**What to produce:**
Word for word, reproduce every record in the listing below.

**Data listing:**
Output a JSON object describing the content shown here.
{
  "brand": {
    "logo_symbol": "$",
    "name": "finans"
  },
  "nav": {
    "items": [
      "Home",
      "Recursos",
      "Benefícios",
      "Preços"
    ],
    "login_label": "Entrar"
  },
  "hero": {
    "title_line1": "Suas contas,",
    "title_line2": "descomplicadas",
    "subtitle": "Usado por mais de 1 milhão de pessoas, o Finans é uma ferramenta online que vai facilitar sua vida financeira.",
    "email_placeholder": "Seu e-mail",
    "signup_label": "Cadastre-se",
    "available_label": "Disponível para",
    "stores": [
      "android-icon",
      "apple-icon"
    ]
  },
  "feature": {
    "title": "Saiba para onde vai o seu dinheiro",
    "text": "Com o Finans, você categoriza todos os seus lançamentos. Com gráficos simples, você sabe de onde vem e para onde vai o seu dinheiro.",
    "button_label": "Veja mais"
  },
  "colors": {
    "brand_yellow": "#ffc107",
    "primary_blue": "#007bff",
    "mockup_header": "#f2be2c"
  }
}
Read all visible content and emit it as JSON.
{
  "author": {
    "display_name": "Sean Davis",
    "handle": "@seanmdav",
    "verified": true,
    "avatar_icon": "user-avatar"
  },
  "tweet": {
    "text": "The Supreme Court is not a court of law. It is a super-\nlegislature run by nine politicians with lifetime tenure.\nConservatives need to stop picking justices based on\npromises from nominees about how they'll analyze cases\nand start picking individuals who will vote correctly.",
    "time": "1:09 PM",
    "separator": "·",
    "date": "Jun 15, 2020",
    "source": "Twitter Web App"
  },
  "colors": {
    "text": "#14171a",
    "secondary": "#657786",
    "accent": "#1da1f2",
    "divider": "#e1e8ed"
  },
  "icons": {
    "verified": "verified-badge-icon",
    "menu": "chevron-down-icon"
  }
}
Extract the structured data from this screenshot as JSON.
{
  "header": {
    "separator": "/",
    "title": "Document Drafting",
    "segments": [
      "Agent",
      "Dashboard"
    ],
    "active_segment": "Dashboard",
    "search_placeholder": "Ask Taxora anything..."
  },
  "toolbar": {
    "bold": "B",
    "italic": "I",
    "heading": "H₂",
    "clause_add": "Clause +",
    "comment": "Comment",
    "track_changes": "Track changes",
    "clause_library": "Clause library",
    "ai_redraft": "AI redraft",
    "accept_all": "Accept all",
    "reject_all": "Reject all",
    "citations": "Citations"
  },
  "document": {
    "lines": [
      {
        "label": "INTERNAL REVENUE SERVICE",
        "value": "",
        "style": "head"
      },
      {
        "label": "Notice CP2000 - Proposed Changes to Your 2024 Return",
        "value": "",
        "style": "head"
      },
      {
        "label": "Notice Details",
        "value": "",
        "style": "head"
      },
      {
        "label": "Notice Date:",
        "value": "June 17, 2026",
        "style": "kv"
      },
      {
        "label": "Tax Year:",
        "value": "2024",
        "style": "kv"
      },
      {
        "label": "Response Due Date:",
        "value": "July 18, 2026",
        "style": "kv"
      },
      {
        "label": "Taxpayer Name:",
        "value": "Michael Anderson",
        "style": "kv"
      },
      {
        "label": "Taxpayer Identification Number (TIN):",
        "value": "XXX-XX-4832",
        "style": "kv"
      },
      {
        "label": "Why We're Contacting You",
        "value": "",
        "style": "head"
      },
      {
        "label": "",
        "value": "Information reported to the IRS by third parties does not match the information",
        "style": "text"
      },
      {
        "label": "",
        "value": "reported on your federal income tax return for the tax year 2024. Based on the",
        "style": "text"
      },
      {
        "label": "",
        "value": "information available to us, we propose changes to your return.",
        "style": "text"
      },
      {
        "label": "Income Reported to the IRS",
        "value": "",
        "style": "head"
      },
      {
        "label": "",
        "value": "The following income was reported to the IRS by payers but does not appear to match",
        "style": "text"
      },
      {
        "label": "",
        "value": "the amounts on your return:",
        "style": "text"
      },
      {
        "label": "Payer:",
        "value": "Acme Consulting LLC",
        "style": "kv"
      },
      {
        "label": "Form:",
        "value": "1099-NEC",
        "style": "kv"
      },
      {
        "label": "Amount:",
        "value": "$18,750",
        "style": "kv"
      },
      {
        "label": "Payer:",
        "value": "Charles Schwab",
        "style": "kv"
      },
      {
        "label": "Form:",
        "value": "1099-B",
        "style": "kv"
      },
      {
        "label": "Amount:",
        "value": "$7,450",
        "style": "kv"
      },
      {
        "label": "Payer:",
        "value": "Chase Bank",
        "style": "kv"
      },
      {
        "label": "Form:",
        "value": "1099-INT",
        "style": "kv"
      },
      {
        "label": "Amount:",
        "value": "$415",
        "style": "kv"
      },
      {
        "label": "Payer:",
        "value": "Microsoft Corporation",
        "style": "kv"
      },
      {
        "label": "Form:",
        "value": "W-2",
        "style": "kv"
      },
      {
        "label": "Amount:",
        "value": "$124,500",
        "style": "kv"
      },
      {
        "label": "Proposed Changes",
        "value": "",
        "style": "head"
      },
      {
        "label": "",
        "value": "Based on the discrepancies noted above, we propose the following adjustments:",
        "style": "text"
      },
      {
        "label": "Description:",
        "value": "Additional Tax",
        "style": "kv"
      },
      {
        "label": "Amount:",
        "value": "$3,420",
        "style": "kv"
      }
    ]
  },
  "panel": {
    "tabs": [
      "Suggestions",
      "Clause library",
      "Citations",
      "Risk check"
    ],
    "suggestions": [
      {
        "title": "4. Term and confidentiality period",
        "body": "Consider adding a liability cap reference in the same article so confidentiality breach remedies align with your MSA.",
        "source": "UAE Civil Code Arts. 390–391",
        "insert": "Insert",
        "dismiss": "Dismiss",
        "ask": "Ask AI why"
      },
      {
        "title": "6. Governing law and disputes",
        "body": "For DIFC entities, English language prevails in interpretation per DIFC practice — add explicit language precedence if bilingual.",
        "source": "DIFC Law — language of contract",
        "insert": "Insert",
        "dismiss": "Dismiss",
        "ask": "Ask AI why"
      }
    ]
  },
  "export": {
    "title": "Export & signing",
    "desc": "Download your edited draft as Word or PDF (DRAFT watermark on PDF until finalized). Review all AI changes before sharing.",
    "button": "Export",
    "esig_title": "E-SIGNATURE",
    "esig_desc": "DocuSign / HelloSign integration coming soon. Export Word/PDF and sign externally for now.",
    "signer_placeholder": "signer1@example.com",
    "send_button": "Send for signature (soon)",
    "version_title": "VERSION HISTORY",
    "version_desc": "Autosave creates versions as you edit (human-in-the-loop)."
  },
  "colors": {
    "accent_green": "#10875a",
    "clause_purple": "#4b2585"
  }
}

**Response area:**
Output a JSON object describing the content shown here.
{
  "brand": {
    "logo_symbol": "$",
    "name": "finans"
  },
  "nav": {
    "items": [
      "Home",
      "Recursos",
      "Benefícios",
      "Preços"
    ],
    "login_label": "Entrar"
  },
  "hero": {
    "title_line1": "Suas contas,",
    "title_line2": "descomplicadas",
    "subtitle": "Usado por mais de 1 milhão de pessoas, o Finans é uma ferramenta online que vai facilitar sua vida financeira.",
    "email_placeholder": "Seu e-mail",
    "signup_label": "Cadastre-se",
    "available_label": "Disponível para",
    "stores": [
      "android-icon",
      "apple-icon"
    ]
  },
  "feature": {
    "title": "Saiba para onde vai o seu dinheiro",
    "text": "Com o Finans, você categoriza todos os seus lançamentos. Com gráficos simples, você sabe de onde vem e para onde vai o seu dinheiro.",
    "button_label": "Veja mais"
  },
  "colors": {
    "brand_yellow": "#ffc107",
    "primary_blue": "#007bff",
    "mockup_header": "#f2be2c"
  }
}
Read all visible content and emit it as JSON.
{
  "author": {
    "display_name": "Sean Davis",
    "handle": "@seanmdav",
    "verified": true,
    "avatar_icon": "user-avatar"
  },
  "tweet": {
    "text": "The Supreme Court is not a court of law. It is a super-\nlegislature run by nine politicians with lifetime tenure.\nConservatives need to stop picking justices based on\npromises from nominees about how they'll analyze cases\nand start picking individuals who will vote correctly.",
    "time": "1:09 PM",
    "separator": "·",
    "date": "Jun 15, 2020",
    "source": "Twitter Web App"
  },
  "colors": {
    "text": "#14171a",
    "secondary": "#657786",
    "accent": "#1da1f2",
    "divider": "#e1e8ed"
  },
  "icons": {
    "verified": "verified-badge-icon",
    "menu": "chevron-down-icon"
  }
}
Extract the structured data from this screenshot as JSON.
{
  "header": {
    "separator": "/",
    "title": "Document Drafting",
    "segments": [
      "Agent",
      "Dashboard"
    ],
    "active_segment": "Dashboard",
    "search_placeholder": "Ask Taxora anything..."
  },
  "toolbar": {
    "bold": "B",
    "italic": "I",
    "heading": "H₂",
    "clause_add": "Clause +",
    "comment": "Comment",
    "track_changes": "Track changes",
    "clause_library": "Clause library",
    "ai_redraft": "AI redraft",
    "accept_all": "Accept all",
    "reject_all": "Reject all",
    "citations": "Citations"
  },
  "document": {
    "lines": [
      {
        "label": "INTERNAL REVENUE SERVICE",
        "value": "",
        "style": "head"
      },
      {
        "label": "Notice CP2000 - Proposed Changes to Your 2024 Return",
        "value": "",
        "style": "head"
      },
      {
        "label": "Notice Details",
        "value": "",
        "style": "head"
      },
      {
        "label": "Notice Date:",
        "value": "June 17, 2026",
        "style": "kv"
      },
      {
        "label": "Tax Year:",
        "value": "2024",
        "style": "kv"
      },
      {
        "label": "Response Due Date:",
        "value": "July 18, 2026",
        "style": "kv"
      },
      {
        "label": "Taxpayer Name:",
        "value": "Michael Anderson",
        "style": "kv"
      },
      {
        "label": "Taxpayer Identification Number (TIN):",
        "value": "XXX-XX-4832",
        "style": "kv"
      },
      {
        "label": "Why We're Contacting You",
        "value": "",
        "style": "head"
      },
      {
        "label": "",
        "value": "Information reported to the IRS by third parties does not match the information",
        "style": "text"
      },
      {
        "label": "",
        "value": "reported on your federal income tax return for the tax year 2024. Based on the",
        "style": "text"
      },
      {
        "label": "",
        "value": "information available to us, we propose changes to your return.",
        "style": "text"
      },
      {
        "label": "Income Reported to the IRS",
        "value": "",
        "style": "head"
      },
      {
        "label": "",
        "value": "The following income was reported to the IRS by payers but does not appear to match",
        "style": "text"
      },
      {
        "label": "",
        "value": "the amounts on your return:",
        "style": "text"
      },
      {
        "label": "Payer:",
        "value": "Acme Consulting LLC",
        "style": "kv"
      },
      {
        "label": "Form:",
        "value": "1099-NEC",
        "style": "kv"
      },
      {
        "label": "Amount:",
        "value": "$18,750",
        "style": "kv"
      },
      {
        "label": "Payer:",
        "value": "Charles Schwab",
        "style": "kv"
      },
      {
        "label": "Form:",
        "value": "1099-B",
        "style": "kv"
      },
      {
        "label": "Amount:",
        "value": "$7,450",
        "style": "kv"
      },
      {
        "label": "Payer:",
        "value": "Chase Bank",
        "style": "kv"
      },
      {
        "label": "Form:",
        "value": "1099-INT",
        "style": "kv"
      },
      {
        "label": "Amount:",
        "value": "$415",
        "style": "kv"
      },
      {
        "label": "Payer:",
        "value": "Microsoft Corporation",
        "style": "kv"
      },
      {
        "label": "Form:",
        "value": "W-2",
        "style": "kv"
      },
      {
        "label": "Amount:",
        "value": "$124,500",
        "style": "kv"
      },
      {
        "label": "Proposed Changes",
        "value": "",
        "style": "head"
      },
      {
        "label": "",
        "value": "Based on the discrepancies noted above, we propose the following adjustments:",
        "style": "text"
      },
      {
        "label": "Description:",
        "value": "Additional Tax",
        "style": "kv"
      },
      {
        "label": "Amount:",
        "value": "$3,420",
        "style": "kv"
      }
    ]
  },
  "panel": {
    "tabs": [
      "Suggestions",
      "Clause library",
      "Citations",
      "Risk check"
    ],
    "suggestions": [
      {
        "title": "4. Term and confidentiality period",
        "body": "Consider adding a liability cap reference in the same article so confidentiality breach remedies align with your MSA.",
        "source": "UAE Civil Code Arts. 390–391",
        "insert": "Insert",
        "dismiss": "Dismiss",
        "ask": "Ask AI why"
      },
      {
        "title": "6. Governing law and disputes",
        "body": "For DIFC entities, English language prevails in interpretation per DIFC practice — add explicit language precedence if bilingual.",
        "source": "DIFC Law — language of contract",
        "insert": "Insert",
        "dismiss": "Dismiss",
        "ask": "Ask AI why"
      }
    ]
  },
  "export": {
    "title": "Export & signing",
    "desc": "Download your edited draft as Word or PDF (DRAFT watermark on PDF until finalized). Review all AI changes before sharing.",
    "button": "Export",
    "esig_title": "E-SIGNATURE",
    "esig_desc": "DocuSign / HelloSign integration coming soon. Export Word/PDF and sign externally for now.",
    "signer_placeholder": "signer1@example.com",
    "send_button": "Send for signature (soon)",
    "version_title": "VERSION HISTORY",
    "version_desc": "Autosave creates versions as you edit (human-in-the-loop)."
  },
  "colors": {
    "accent_green": "#10875a",
    "clause_purple": "#4b2585"
  }
}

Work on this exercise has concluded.